You could be reading the full-text of this article now if you...

If you have access to this article through your institution,
you can view this article in

The glycemic index issue

Brand-Miller, Jennie; Buyken, Anette E.

Current Opinion in Lipidology:
doi: 10.1097/MOL.0b013e32834ec705
NUTRITION AND METABOLISM: Edited by Paul Nestel and Ronald P. Mensink
Abstract

Purpose of review: In recent years, many of the concerns surrounding the glycemic index have been addressed by methodological studies and clinical trials comparing diets carefully matched for other nutrients. These findings are reviewed together with new observational evidence for the role of the dietary glycemic index in the etiology of cardiovascular disease.

Recent findings: The determination and classification of the glycemic index of a food product is now standardized by the International Standards Organization. Systematic studies using isoenergetic single and mixed meals have shown that glycemic index and/or glycemic load are stronger predictors of postprandial glycemia and insulinemia than carbohydrate content alone. In overweight individuals, a diet that combined modestly higher protein and lower glycemic index carbohydrates was the most effective diet for prevention of weight regain. New observational studies have reported increased risks of coronary heart disease associated with higher intakes of carbohydrates from high glycemic index foods. Epidemiological evidence has emerged linking dietary glycemic index to visceral fat and inflammatory disease mortality.

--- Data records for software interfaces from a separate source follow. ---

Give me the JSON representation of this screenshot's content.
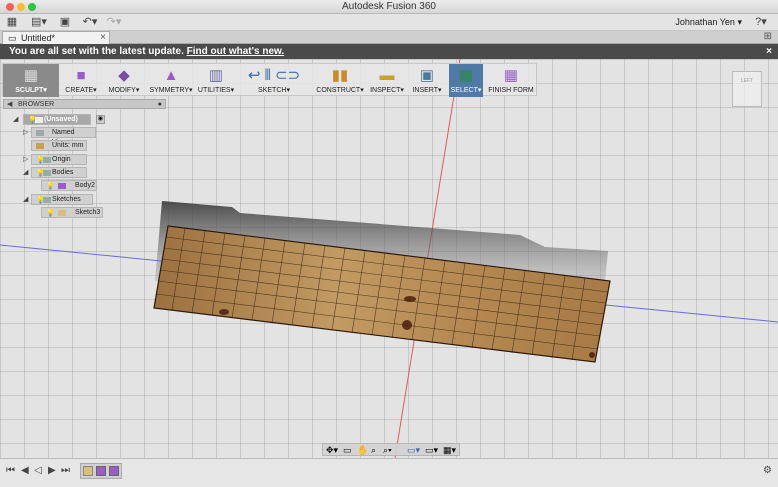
{
  "window": {
    "title": "Autodesk Fusion 360"
  },
  "user": {
    "name": "Johnathan Yen",
    "chevron": "▾",
    "help": "?"
  },
  "tab": {
    "label": "Untitled*",
    "close": "×"
  },
  "notification": {
    "message": "You are all set with the latest update.",
    "link": "Find out what's new.",
    "close": "×"
  },
  "toolbar": {
    "workspace": "SCULPT",
    "items": [
      {
        "label": "CREATE",
        "icon": "create-box-icon"
      },
      {
        "label": "MODIFY",
        "icon": "modify-icon"
      },
      {
        "label": "SYMMETRY",
        "icon": "symmetry-icon"
      },
      {
        "label": "UTILITIES",
        "icon": "utilities-icon"
      },
      {
        "label": "SKETCH",
        "icon": "sketch-icon"
      },
      {
        "label": "CONSTRUCT",
        "icon": "construct-icon"
      },
      {
        "label": "INSPECT",
        "icon": "inspect-icon"
      },
      {
        "label": "INSERT",
        "icon": "insert-icon"
      },
      {
        "label": "SELECT",
        "icon": "select-icon"
      },
      {
        "label": "FINISH FORM",
        "icon": "finish-form-icon"
      }
    ]
  },
  "browser": {
    "title": "BROWSER",
    "root": "(Unsaved)",
    "named_views": "Named Views",
    "units": "Units: mm",
    "origin": "Origin",
    "bodies": "Bodies",
    "body2": "Body2",
    "sketches": "Sketches",
    "sketch3": "Sketch3"
  },
  "viewcube": {
    "label": "LEFT"
  },
  "colors": {
    "accent": "#4f7aa6",
    "notification_bg": "#4a4a4a",
    "wood": "#b88a52"
  }
}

Summary: There is growing recognition that replacing saturated fat with refined, high glycemic index carbohydrates increases postprandial glycemia and may be detrimental for weight control and predisposition to cardiovascular and inflammatory disease. In contrast, low glycemic index carbohydrates reduce risk.

Author Information

aSchool of Molecular Bioscience and Boden Institute of Obesity, Nutrition and Exercise, University of Sydney, Sydney, New South Wales, Australia

bResearch Institute of Child Nutrition, Rheinische Friedrich-Wilhelms-Universität Bonn, Dortmund, Germany

Correspondence to Professor Jennie C. Brand-Miller, Boden Institute of Obesity, Nutrition & Exercise, Biochemistry Building, G08, The University of Sydney, New South Wales, 2006, Australia. Tel: +61 2 9351 3759; fax: +61 2 9351 6022; e-mail: jennie.brandmiller@sydney.edu.au

Copyright © 2012 Wolters Kluwer Health, Inc. All rights reserved.